TASK DESCRIPTION: Print the entire listing. Each line must match the original exactly.

EXTRACTED INFORMATION:
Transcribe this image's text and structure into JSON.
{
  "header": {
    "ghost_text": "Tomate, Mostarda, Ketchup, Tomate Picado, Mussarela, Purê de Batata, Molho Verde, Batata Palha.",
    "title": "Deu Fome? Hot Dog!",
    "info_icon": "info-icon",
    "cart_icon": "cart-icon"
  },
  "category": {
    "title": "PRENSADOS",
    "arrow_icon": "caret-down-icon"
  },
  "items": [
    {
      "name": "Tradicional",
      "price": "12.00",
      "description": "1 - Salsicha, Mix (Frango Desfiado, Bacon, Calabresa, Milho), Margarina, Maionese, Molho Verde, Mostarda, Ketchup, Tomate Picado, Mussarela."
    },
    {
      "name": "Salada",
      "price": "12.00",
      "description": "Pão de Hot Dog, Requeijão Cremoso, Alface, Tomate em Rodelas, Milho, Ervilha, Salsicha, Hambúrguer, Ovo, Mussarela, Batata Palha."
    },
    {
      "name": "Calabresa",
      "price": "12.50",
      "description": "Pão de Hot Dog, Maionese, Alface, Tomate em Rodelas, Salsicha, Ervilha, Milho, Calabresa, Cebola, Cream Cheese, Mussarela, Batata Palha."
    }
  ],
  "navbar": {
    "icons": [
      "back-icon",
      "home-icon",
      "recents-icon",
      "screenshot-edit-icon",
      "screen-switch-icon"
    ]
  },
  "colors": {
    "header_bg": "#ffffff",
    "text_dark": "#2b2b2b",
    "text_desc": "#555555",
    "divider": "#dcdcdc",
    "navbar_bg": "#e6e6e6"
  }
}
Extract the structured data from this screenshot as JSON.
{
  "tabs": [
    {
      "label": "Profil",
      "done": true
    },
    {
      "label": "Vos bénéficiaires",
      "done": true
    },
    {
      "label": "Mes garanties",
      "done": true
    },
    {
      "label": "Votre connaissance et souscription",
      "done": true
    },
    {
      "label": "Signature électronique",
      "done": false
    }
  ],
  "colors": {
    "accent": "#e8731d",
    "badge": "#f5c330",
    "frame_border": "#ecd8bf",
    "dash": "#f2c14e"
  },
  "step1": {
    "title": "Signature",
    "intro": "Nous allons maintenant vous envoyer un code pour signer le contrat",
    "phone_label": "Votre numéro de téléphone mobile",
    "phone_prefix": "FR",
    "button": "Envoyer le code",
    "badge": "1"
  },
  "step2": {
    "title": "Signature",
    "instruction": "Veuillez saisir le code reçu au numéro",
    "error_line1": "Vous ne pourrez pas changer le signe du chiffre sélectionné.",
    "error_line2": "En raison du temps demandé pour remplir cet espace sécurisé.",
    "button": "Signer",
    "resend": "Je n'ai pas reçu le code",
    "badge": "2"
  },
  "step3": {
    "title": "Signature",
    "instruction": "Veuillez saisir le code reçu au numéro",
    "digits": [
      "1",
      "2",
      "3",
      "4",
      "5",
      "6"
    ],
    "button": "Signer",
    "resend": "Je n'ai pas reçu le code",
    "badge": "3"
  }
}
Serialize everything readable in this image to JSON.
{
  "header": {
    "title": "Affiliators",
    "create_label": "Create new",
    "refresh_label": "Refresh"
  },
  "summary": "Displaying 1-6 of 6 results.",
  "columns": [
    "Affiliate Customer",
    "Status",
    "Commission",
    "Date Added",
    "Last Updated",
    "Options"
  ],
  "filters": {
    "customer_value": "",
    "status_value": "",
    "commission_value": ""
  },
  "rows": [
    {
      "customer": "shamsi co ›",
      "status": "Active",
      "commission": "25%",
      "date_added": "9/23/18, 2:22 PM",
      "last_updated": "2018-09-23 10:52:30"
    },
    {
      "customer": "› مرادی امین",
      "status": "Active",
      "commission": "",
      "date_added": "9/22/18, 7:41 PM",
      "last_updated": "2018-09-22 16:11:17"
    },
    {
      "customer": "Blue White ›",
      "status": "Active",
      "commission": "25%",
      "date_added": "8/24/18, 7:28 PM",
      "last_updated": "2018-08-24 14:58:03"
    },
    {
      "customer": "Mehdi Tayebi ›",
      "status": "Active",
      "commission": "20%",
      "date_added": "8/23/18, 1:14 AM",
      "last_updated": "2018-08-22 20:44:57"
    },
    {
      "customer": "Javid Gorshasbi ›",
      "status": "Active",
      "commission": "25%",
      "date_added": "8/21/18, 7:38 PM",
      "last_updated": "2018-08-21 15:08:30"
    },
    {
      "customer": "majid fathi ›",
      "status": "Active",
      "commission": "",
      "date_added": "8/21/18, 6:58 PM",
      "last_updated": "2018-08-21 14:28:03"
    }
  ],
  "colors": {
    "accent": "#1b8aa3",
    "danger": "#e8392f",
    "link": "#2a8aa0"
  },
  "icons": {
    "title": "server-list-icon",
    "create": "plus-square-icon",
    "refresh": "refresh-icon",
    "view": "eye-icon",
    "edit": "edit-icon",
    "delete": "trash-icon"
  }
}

RESPONSE TO THIS EXERCISE:
Transcribe this image's text and structure into JSON.
{
  "header": {
    "ghost_text": "Tomate, Mostarda, Ketchup, Tomate Picado, Mussarela, Purê de Batata, Molho Verde, Batata Palha.",
    "title": "Deu Fome? Hot Dog!",
    "info_icon": "info-icon",
    "cart_icon": "cart-icon"
  },
  "category": {
    "title": "PRENSADOS",
    "arrow_icon": "caret-down-icon"
  },
  "items": [
    {
      "name": "Tradicional",
      "price": "12.00",
      "description": "1 - Salsicha, Mix (Frango Desfiado, Bacon, Calabresa, Milho), Margarina, Maionese, Molho Verde, Mostarda, Ketchup, Tomate Picado, Mussarela."
    },
    {
      "name": "Salada",
      "price": "12.00",
      "description": "Pão de Hot Dog, Requeijão Cremoso, Alface, Tomate em Rodelas, Milho, Ervilha, Salsicha, Hambúrguer, Ovo, Mussarela, Batata Palha."
    },
    {
      "name": "Calabresa",
      "price": "12.50",
      "description": "Pão de Hot Dog, Maionese, Alface, Tomate em Rodelas, Salsicha, Ervilha, Milho, Calabresa, Cebola, Cream Cheese, Mussarela, Batata Palha."
    }
  ],
  "navbar": {
    "icons": [
      "back-icon",
      "home-icon",
      "recents-icon",
      "screenshot-edit-icon",
      "screen-switch-icon"
    ]
  },
  "colors": {
    "header_bg": "#ffffff",
    "text_dark": "#2b2b2b",
    "text_desc": "#555555",
    "divider": "#dcdcdc",
    "navbar_bg": "#e6e6e6"
  }
}
Extract the structured data from this screenshot as JSON.
{
  "tabs": [
    {
      "label": "Profil",
      "done": true
    },
    {
      "label": "Vos bénéficiaires",
      "done": true
    },
    {
      "label": "Mes garanties",
      "done": true
    },
    {
      "label": "Votre connaissance et souscription",
      "done": true
    },
    {
      "label": "Signature électronique",
      "done": false
    }
  ],
  "colors": {
    "accent": "#e8731d",
    "badge": "#f5c330",
    "frame_border": "#ecd8bf",
    "dash": "#f2c14e"
  },
  "step1": {
    "title": "Signature",
    "intro": "Nous allons maintenant vous envoyer un code pour signer le contrat",
    "phone_label": "Votre numéro de téléphone mobile",
    "phone_prefix": "FR",
    "button": "Envoyer le code",
    "badge": "1"
  },
  "step2": {
    "title": "Signature",
    "instruction": "Veuillez saisir le code reçu au numéro",
    "error_line1": "Vous ne pourrez pas changer le signe du chiffre sélectionné.",
    "error_line2": "En raison du temps demandé pour remplir cet espace sécurisé.",
    "button": "Signer",
    "resend": "Je n'ai pas reçu le code",
    "badge": "2"
  },
  "step3": {
    "title": "Signature",
    "instruction": "Veuillez saisir le code reçu au numéro",
    "digits": [
      "1",
      "2",
      "3",
      "4",
      "5",
      "6"
    ],
    "button": "Signer",
    "resend": "Je n'ai pas reçu le code",
    "badge": "3"
  }
}
Serialize everything readable in this image to JSON.
{
  "header": {
    "title": "Affiliators",
    "create_label": "Create new",
    "refresh_label": "Refresh"
  },
  "summary": "Displaying 1-6 of 6 results.",
  "columns": [
    "Affiliate Customer",
    "Status",
    "Commission",
    "Date Added",
    "Last Updated",
    "Options"
  ],
  "filters": {
    "customer_value": "",
    "status_value": "",
    "commission_value": ""
  },
  "rows": [
    {
      "customer": "shamsi co ›",
      "status": "Active",
      "commission": "25%",
      "date_added": "9/23/18, 2:22 PM",
      "last_updated": "2018-09-23 10:52:30"
    },
    {
      "customer": "› مرادی امین",
      "status": "Active",
      "commission": "",
      "date_added": "9/22/18, 7:41 PM",
      "last_updated": "2018-09-22 16:11:17"
    },
    {
      "customer": "Blue White ›",
      "status": "Active",
      "commission": "25%",
      "date_added": "8/24/18, 7:28 PM",
      "last_updated": "2018-08-24 14:58:03"
    },
    {
      "customer": "Mehdi Tayebi ›",
      "status": "Active",
      "commission": "20%",
      "date_added": "8/23/18, 1:14 AM",
      "last_updated": "2018-08-22 20:44:57"
    },
    {
      "customer": "Javid Gorshasbi ›",
      "status": "Active",
      "commission": "25%",
      "date_added": "8/21/18, 7:38 PM",
      "last_updated": "2018-08-21 15:08:30"
    },
    {
      "customer": "majid fathi ›",
      "status": "Active",
      "commission": "",
      "date_added": "8/21/18, 6:58 PM",
      "last_updated": "2018-08-21 14:28:03"
    }
  ],
  "colors": {
    "accent": "#1b8aa3",
    "danger": "#e8392f",
    "link": "#2a8aa0"
  },
  "icons": {
    "title": "server-list-icon",
    "create": "plus-square-icon",
    "refresh": "refresh-icon",
    "view": "eye-icon",
    "edit": "edit-icon",
    "delete": "trash-icon"
  }
}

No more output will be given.